| WORK ITEM |
Give every entry again, unchanged, and leave its images out.

■ ■ ■ ■ ■

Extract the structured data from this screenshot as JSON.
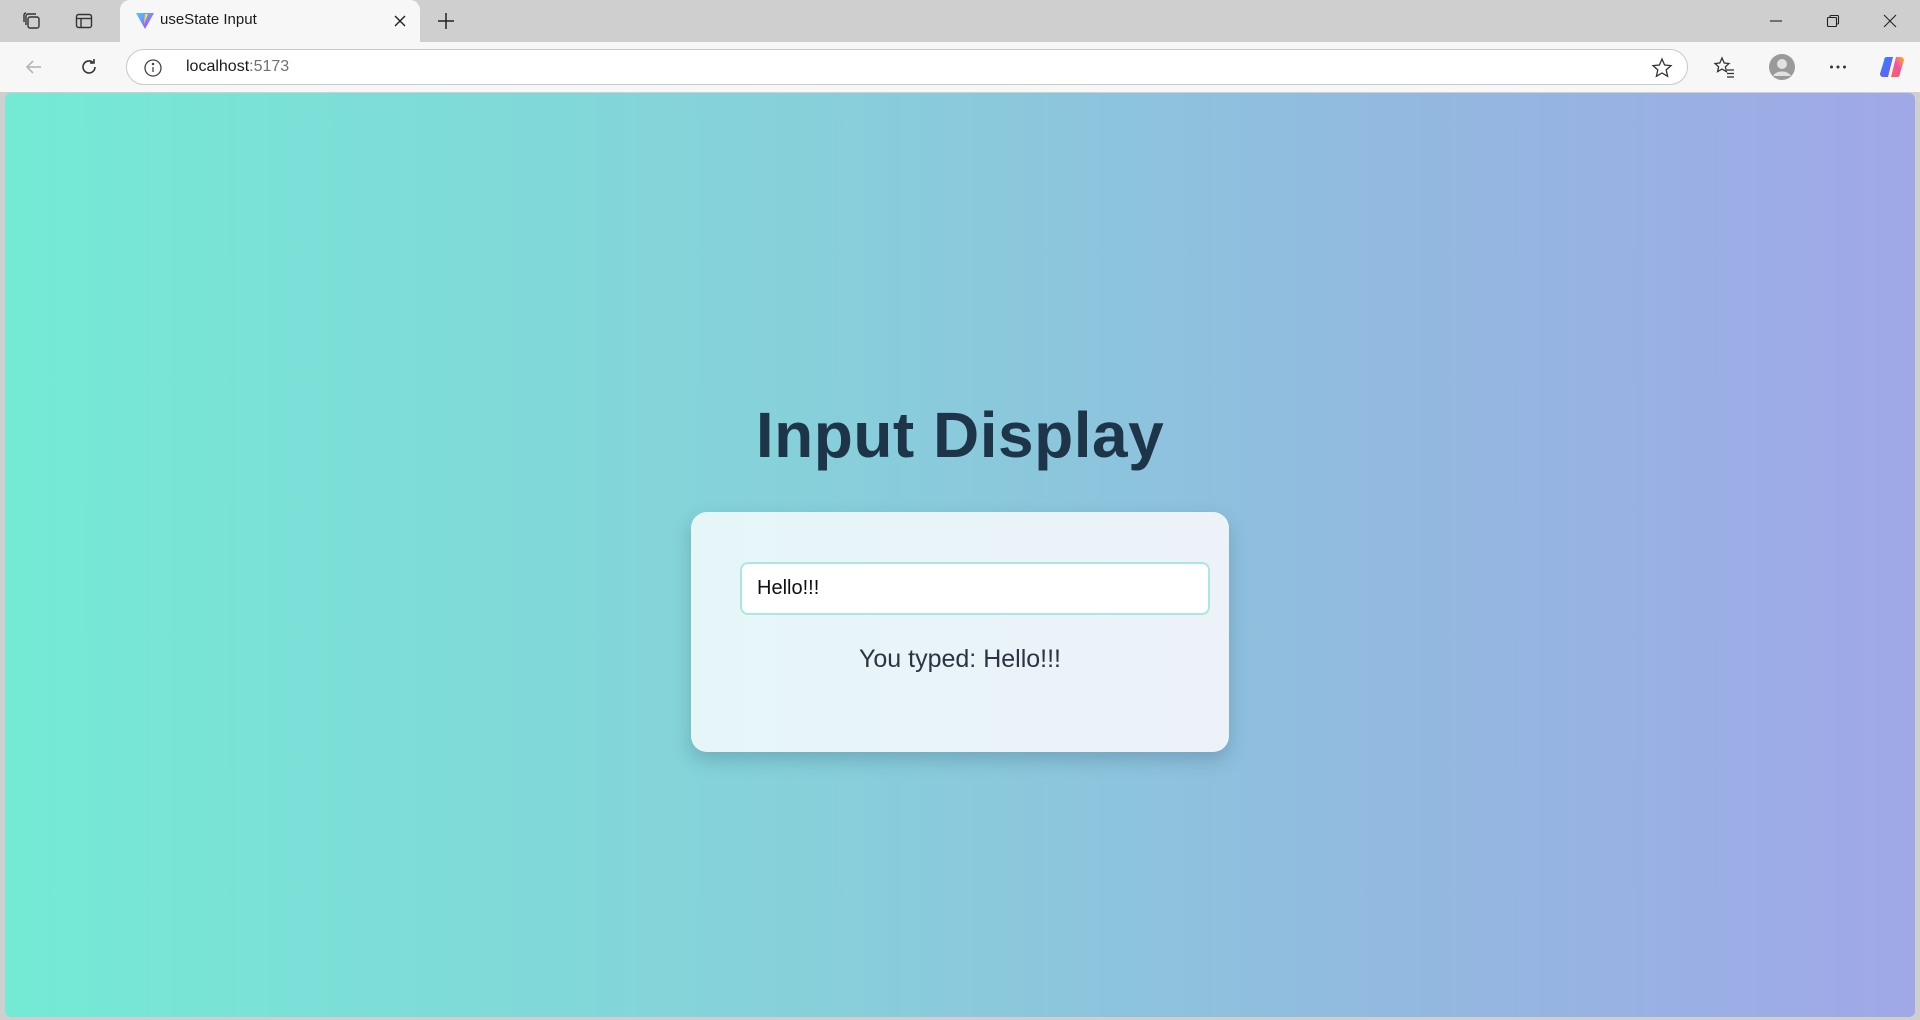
{
  "browser": {
    "tab": {
      "title": "useState Input"
    },
    "address": {
      "host": "localhost",
      "port": ":5173"
    }
  },
  "page": {
    "heading": "Input Display",
    "input": {
      "value": "Hello!!!"
    },
    "display": {
      "prefix": "You typed: ",
      "value": "Hello!!!"
    }
  },
  "colors": {
    "gradient_start": "#74ead5",
    "gradient_end": "#a0a8e8",
    "heading": "#1e3448",
    "input_border": "#a9e8e2"
  },
  "icons": [
    "workspaces-icon",
    "tab-actions-icon",
    "vite-favicon-icon",
    "close-icon",
    "plus-icon",
    "minimize-icon",
    "restore-icon",
    "window-close-icon",
    "back-arrow-icon",
    "refresh-icon",
    "info-icon",
    "star-icon",
    "favorites-icon",
    "profile-avatar-icon",
    "more-icon",
    "copilot-icon"
  ]
}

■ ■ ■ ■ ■

| RESULT FOR THIS EXERCISE |
Extract the structured data from this screenshot as JSON.
{
  "browser": {
    "tab": {
      "title": "useState Input"
    },
    "address": {
      "host": "localhost",
      "port": ":5173"
    }
  },
  "page": {
    "heading": "Input Display",
    "input": {
      "value": "Hello!!!"
    },
    "display": {
      "prefix": "You typed: ",
      "value": "Hello!!!"
    }
  },
  "colors": {
    "gradient_start": "#74ead5",
    "gradient_end": "#a0a8e8",
    "heading": "#1e3448",
    "input_border": "#a9e8e2"
  },
  "icons": [
    "workspaces-icon",
    "tab-actions-icon",
    "vite-favicon-icon",
    "close-icon",
    "plus-icon",
    "minimize-icon",
    "restore-icon",
    "window-close-icon",
    "back-arrow-icon",
    "refresh-icon",
    "info-icon",
    "star-icon",
    "favorites-icon",
    "profile-avatar-icon",
    "more-icon",
    "copilot-icon"
  ]
}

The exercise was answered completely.